Items from a data source
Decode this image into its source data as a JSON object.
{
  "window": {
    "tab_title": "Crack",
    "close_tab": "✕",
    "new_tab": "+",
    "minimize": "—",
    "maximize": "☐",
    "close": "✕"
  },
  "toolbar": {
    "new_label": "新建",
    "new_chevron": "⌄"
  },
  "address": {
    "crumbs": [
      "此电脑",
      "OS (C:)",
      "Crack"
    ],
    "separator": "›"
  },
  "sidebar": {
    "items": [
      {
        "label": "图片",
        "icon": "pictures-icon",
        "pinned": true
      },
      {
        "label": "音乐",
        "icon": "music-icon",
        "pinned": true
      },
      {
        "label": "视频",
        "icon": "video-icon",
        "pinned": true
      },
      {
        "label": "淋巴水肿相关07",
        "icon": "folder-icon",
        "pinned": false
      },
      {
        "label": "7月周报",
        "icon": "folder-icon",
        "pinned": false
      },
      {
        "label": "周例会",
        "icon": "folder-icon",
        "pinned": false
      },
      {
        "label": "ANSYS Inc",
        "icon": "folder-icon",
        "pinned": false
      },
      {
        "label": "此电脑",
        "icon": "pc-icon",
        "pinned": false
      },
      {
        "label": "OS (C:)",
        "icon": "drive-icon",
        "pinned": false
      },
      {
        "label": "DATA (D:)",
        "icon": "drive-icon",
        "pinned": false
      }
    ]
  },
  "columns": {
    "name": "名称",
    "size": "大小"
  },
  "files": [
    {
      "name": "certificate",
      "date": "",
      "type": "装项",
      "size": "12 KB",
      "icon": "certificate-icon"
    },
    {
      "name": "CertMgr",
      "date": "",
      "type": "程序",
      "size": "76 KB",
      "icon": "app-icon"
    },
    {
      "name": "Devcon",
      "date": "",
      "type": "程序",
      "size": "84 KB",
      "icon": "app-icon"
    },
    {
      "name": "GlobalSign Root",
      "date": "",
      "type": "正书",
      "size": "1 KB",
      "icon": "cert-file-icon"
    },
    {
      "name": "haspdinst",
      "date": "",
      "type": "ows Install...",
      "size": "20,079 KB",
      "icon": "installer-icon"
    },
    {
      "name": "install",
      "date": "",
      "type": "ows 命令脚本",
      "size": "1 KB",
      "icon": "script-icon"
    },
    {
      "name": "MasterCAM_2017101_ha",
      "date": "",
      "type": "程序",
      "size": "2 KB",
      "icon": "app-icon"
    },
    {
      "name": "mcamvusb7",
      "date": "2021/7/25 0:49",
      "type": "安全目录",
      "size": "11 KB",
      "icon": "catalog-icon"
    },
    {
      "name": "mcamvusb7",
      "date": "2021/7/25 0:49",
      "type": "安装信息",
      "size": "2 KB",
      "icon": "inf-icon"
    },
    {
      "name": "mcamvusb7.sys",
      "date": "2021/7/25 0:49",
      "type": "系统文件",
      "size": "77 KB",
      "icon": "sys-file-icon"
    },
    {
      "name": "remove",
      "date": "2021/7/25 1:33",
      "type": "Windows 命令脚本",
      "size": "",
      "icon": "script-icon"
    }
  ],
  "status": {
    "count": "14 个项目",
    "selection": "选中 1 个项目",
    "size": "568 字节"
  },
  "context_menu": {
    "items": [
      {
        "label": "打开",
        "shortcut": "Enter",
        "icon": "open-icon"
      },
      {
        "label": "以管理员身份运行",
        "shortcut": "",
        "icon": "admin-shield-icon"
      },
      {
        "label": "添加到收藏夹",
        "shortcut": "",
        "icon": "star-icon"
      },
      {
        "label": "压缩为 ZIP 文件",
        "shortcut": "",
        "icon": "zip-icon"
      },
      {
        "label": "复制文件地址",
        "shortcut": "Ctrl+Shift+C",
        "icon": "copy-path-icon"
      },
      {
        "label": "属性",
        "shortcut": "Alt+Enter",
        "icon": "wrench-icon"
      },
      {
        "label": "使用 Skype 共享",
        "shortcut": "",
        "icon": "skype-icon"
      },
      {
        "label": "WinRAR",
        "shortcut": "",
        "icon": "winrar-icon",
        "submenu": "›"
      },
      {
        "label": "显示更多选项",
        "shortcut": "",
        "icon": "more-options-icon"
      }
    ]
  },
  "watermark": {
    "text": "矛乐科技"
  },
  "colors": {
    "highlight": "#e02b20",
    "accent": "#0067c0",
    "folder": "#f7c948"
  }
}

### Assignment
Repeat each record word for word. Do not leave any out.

### Result below
Decode this image into its source data as a JSON object.
{
  "window": {
    "tab_title": "Crack",
    "close_tab": "✕",
    "new_tab": "+",
    "minimize": "—",
    "maximize": "☐",
    "close": "✕"
  },
  "toolbar": {
    "new_label": "新建",
    "new_chevron": "⌄"
  },
  "address": {
    "crumbs": [
      "此电脑",
      "OS (C:)",
      "Crack"
    ],
    "separator": "›"
  },
  "sidebar": {
    "items": [
      {
        "label": "图片",
        "icon": "pictures-icon",
        "pinned": true
      },
      {
        "label": "音乐",
        "icon": "music-icon",
        "pinned": true
      },
      {
        "label": "视频",
        "icon": "video-icon",
        "pinned": true
      },
      {
        "label": "淋巴水肿相关07",
        "icon": "folder-icon",
        "pinned": false
      },
      {
        "label": "7月周报",
        "icon": "folder-icon",
        "pinned": false
      },
      {
        "label": "周例会",
        "icon": "folder-icon",
        "pinned": false
      },
      {
        "label": "ANSYS Inc",
        "icon": "folder-icon",
        "pinned": false
      },
      {
        "label": "此电脑",
        "icon": "pc-icon",
        "pinned": false
      },
      {
        "label": "OS (C:)",
        "icon": "drive-icon",
        "pinned": false
      },
      {
        "label": "DATA (D:)",
        "icon": "drive-icon",
        "pinned": false
      }
    ]
  },
  "columns": {
    "name": "名称",
    "size": "大小"
  },
  "files": [
    {
      "name": "certificate",
      "date": "",
      "type": "装项",
      "size": "12 KB",
      "icon": "certificate-icon"
    },
    {
      "name": "CertMgr",
      "date": "",
      "type": "程序",
      "size": "76 KB",
      "icon": "app-icon"
    },
    {
      "name": "Devcon",
      "date": "",
      "type": "程序",
      "size": "84 KB",
      "icon": "app-icon"
    },
    {
      "name": "GlobalSign Root",
      "date": "",
      "type": "正书",
      "size": "1 KB",
      "icon": "cert-file-icon"
    },
    {
      "name": "haspdinst",
      "date": "",
      "type": "ows Install...",
      "size": "20,079 KB",
      "icon": "installer-icon"
    },
    {
      "name": "install",
      "date": "",
      "type": "ows 命令脚本",
      "size": "1 KB",
      "icon": "script-icon"
    },
    {
      "name": "MasterCAM_2017101_ha",
      "date": "",
      "type": "程序",
      "size": "2 KB",
      "icon": "app-icon"
    },
    {
      "name": "mcamvusb7",
      "date": "2021/7/25 0:49",
      "type": "安全目录",
      "size": "11 KB",
      "icon": "catalog-icon"
    },
    {
      "name": "mcamvusb7",
      "date": "2021/7/25 0:49",
      "type": "安装信息",
      "size": "2 KB",
      "icon": "inf-icon"
    },
    {
      "name": "mcamvusb7.sys",
      "date": "2021/7/25 0:49",
      "type": "系统文件",
      "size": "77 KB",
      "icon": "sys-file-icon"
    },
    {
      "name": "remove",
      "date": "2021/7/25 1:33",
      "type": "Windows 命令脚本",
      "size": "",
      "icon": "script-icon"
    }
  ],
  "status": {
    "count": "14 个项目",
    "selection": "选中 1 个项目",
    "size": "568 字节"
  },
  "context_menu": {
    "items": [
      {
        "label": "打开",
        "shortcut": "Enter",
        "icon": "open-icon"
      },
      {
        "label": "以管理员身份运行",
        "shortcut": "",
        "icon": "admin-shield-icon"
      },
      {
        "label": "添加到收藏夹",
        "shortcut": "",
        "icon": "star-icon"
      },
      {
        "label": "压缩为 ZIP 文件",
        "shortcut": "",
        "icon": "zip-icon"
      },
      {
        "label": "复制文件地址",
        "shortcut": "Ctrl+Shift+C",
        "icon": "copy-path-icon"
      },
      {
        "label": "属性",
        "shortcut": "Alt+Enter",
        "icon": "wrench-icon"
      },
      {
        "label": "使用 Skype 共享",
        "shortcut": "",
        "icon": "skype-icon"
      },
      {
        "label": "WinRAR",
        "shortcut": "",
        "icon": "winrar-icon",
        "submenu": "›"
      },
      {
        "label": "显示更多选项",
        "shortcut": "",
        "icon": "more-options-icon"
      }
    ]
  },
  "watermark": {
    "text": "矛乐科技"
  },
  "colors": {
    "highlight": "#e02b20",
    "accent": "#0067c0",
    "folder": "#f7c948"
  }
}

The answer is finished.